Every decade brings a new initiative for nature and the environment, Agenda 21, BAP (Biodiversity Action Plan) etc and now it is ‘re-wilding’.

Behind all of this is, I suspect, a group of nature gurus bored with nature, desperate for a nugget of excitement in a subject that has little new to offer. These gurus have travelled the world, taken a photo, made a film, written their book — now what?

Oh, I know, let’s bring the past back to the future and re-introduce some extinct species. Let’s re-wild Britain — including the IW.

I have recently read a beautiful little book by Simon Barnes, sports and nature commentator, called Re-wild Yourself. It is an easy and lyrical read. It gives the layman simple advice on how to get close to nature, safely. Right down to buying waterproof trousers.

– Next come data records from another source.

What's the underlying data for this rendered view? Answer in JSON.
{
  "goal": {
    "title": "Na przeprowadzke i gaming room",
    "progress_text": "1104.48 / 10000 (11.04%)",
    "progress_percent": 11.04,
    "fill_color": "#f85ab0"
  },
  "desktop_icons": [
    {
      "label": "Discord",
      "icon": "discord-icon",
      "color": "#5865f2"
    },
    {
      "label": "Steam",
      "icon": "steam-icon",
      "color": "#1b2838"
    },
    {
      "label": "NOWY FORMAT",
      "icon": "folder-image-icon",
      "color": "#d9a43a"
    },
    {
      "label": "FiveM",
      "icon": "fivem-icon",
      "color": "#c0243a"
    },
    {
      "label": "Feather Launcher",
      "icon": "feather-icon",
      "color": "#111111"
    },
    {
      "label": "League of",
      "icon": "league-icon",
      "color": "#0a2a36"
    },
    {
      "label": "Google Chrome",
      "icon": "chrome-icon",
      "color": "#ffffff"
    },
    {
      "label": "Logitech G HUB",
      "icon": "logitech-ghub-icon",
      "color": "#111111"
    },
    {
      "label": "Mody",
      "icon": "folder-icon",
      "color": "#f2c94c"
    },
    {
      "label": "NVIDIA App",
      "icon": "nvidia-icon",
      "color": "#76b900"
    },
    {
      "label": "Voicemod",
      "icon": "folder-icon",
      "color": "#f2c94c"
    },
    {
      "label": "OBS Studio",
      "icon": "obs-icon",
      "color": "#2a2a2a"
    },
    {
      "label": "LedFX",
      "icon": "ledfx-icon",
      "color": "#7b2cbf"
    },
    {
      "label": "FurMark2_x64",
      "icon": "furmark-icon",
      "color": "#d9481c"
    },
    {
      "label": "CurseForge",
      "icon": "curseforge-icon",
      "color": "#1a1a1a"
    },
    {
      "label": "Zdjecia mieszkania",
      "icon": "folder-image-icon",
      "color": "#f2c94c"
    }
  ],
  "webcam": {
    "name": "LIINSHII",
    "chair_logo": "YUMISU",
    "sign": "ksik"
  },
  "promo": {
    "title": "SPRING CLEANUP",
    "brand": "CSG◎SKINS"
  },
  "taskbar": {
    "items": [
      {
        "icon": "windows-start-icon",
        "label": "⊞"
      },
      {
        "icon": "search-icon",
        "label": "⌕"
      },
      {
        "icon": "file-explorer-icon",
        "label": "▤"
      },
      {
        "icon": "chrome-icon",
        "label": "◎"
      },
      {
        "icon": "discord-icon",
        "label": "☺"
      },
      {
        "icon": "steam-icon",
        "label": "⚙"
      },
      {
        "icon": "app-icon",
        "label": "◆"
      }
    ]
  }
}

It is a sad fact, and I speak from experience having spent the past 14 years heavily involved in nature, that, generally speaking, most people are frightened of nature. It bites, it stings, it is dirty and muddy and you might come out in a rash. When it comes to charity fundraising, nature is at the bottom of the list. Yet nature is now expected to save everyone from their mental health problems.

It is not easy to eradicate the fear of nature when I hear a father telling his daughter to do as she is told or the spider will get her. Or another father telling his children to not go near the water to do some pond dipping because it is dirty. The last thing we naturalists should do is add to those fears.

Re-wilding Britain means the reintroduction of wolves and lynx, golden eagles and to the IW the white-tailed eagle. No matter how much the re-wilders claim they will not cause harm, try telling that to the already frightened.

Re-wilders use the word persecution a great deal and, indeed, to great effect. There are constant stories about the persecution of wildlife in Africa and yet last week we heard on national news that Botswana is going to re-commence the re-issue of licenses to cull elephants for pet food. Why?

Because there are too many. But let’s face it there will never be too many elephants, there were millions of them before ivory hunting. The problem is too many people. Wolves, lynx and eagles were eradicated from Britain as pests because they were a threat to farmers producing food for an increasing population that had to be fed. In 1811, the population of the IW was 22,000. Today it is 138,000 and growing — as it is throughout the UK.

Re-wilding Britain isn’t about the animals — incidentally none of these species are at risk. On the red list they are recorded as “of least concern”. Re-wilding Britain is about nature gurus needing something to do.

So I worry. Re-wilding Britain with these animals makes me fear for the animals. I think you can see where I am going with this discussion. As the wolves, lynx and eagles increase in population they will become pests and like the elephants of Botswana English Nature (the body that issues licences to destroy dormouse habitats) will be issuing licences to cull these innocent creatures forced into a country where they are feared and didn’t ask for it.